The First Amendment to the Constitution of the United States guarantees American citizens five essential freedoms: religion, speech, press, assembly, and petition. The second freedom, the right to free speech, is one of the most important and greatly debated subjects of the Bill of Rights. The Freedom of Speech gives citizens the right to express themselves without fear of punishment or retaliation…within limits.

What Does Freedom of Speech Mean?

Freedom of Speech is a fundamental American right, promised in the First Amendment. In Palko v. Connecticut, U.S. Supreme Court Justice Benjamin N. Cardozo said this freedom is the “matrix, the indispensable condition” of all other forms of freedom. The free speech clause joined the Bill of Rights in 1791. The initial version introduced to the House of Representatives stated that the government shall not deprive or abridge the people’s right to speak, write, or otherwise express their sentiments. 

Freedom of Speech gives citizens the right to express themselves using almost any words, without government interference, censorship, or punishment. This right is vital, as it allows citizens to form and express their own opinions. The other freedoms in the First Amendment give citizens the right to speak their minds in the form of published press, peaceful assemblies to discuss the law, and petitions asking the government to address grievances. Americans inherently have these rights, and may freely speak their minds without fear of negative consequences. 

What Type of Speech Is Protected by the First Amendment?

The First Amendment right to free speech includes the right not to speak, the right not to salute the flag, the right to use offensive words and phrases, the right to advertise, and the right to engage in symbolic speech. Citizens have the right not to say anything, as well as not to express their loyalty to the United States, if desired. Citizens also have the right to express themselves by taking actions to show what they think or believe. This includes the right to burn the flag and sit during the pledge of allegiance. The right to display symbols, wear clothes that send a message, and create or share media also fall under the Freedom of Speech.

What Type of Speech Is Not Protected?

 In the beginning, First Amendment rights mainly applied to laws passed by Congress. Over time, however, Supreme Court rulings held that the rights were applicable to laws passed by the individual states. As the First Amendment grew in importance over the years, it underwent a few changes and alterations. These changes, arising mostly from court cases involving the Bill of Rights, include some rules and restrictions over citizens’ basic freedoms. Although still broad in its protection of U.S. citizens, the First Amendment is not an all-encompassing document that lets citizens say or publish anything they want.

Today, the First Amendment does not protect some types of speech or expression. It does not protect any true threats of violence, nor speech that is likely to provoke violence. Obscene speech or expressions, such as child pornography, are also unprotected. The First Amendment also does not apply to defamation, perjury, plagiarism, treason, blackmail, solicitations to commit crimes, and any expression that incites lawless action. Furthermore, the government has the right to censor and restrict commercial speech more than personal speech, mainly to protect the public from false advertising.
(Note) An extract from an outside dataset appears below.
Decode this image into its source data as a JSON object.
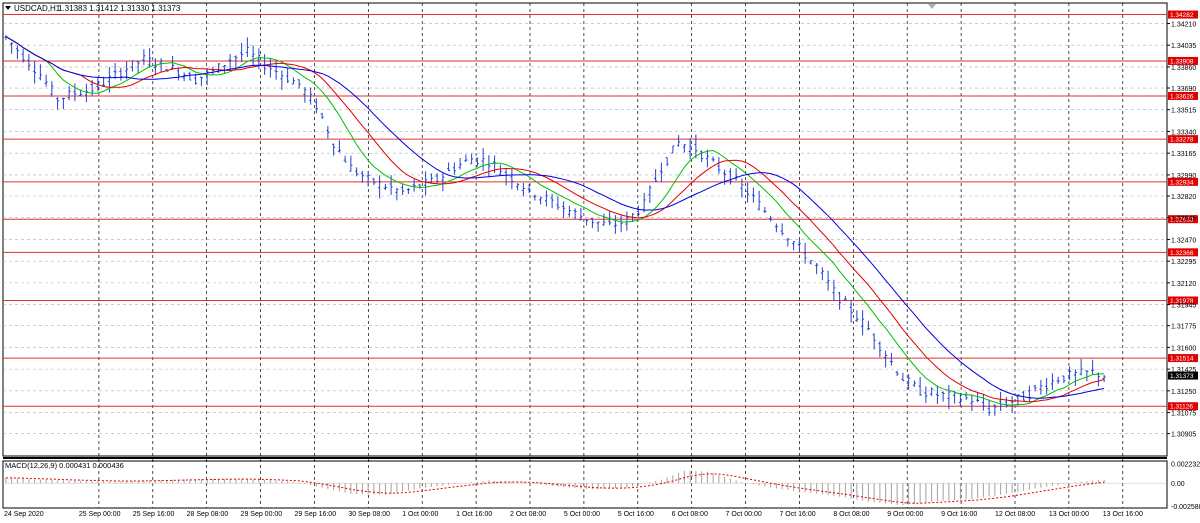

Can You Be Fired for Freedom of Speech?

In addition to types of expression the First Amendment does not protect, citizens also face limits on free speech in private homes and privately owned workplaces. Private parties reserve the right to restrict the types of speech they allow in their homes or businesses. This means employees must follow their employer’s rules for free speech, rather than rely solely on the First Amendment’s interpretation. Otherwise, employers may have the right to terminate an employee who speaks or acts outside of workplace rules.                                     

Employees do retain some rights to freedom of speech at work, however. Employers cannot restrict free speech or freedom of expression in a way that violates discrimination laws. Employers cannot fire an employee for religious expression, for example, or for blowing the whistle on illegal activity within the workplace. While workers must obey the regulations of employee handbooks, they still have the right to a workplace that is free from discrimination, harassment, and retaliation.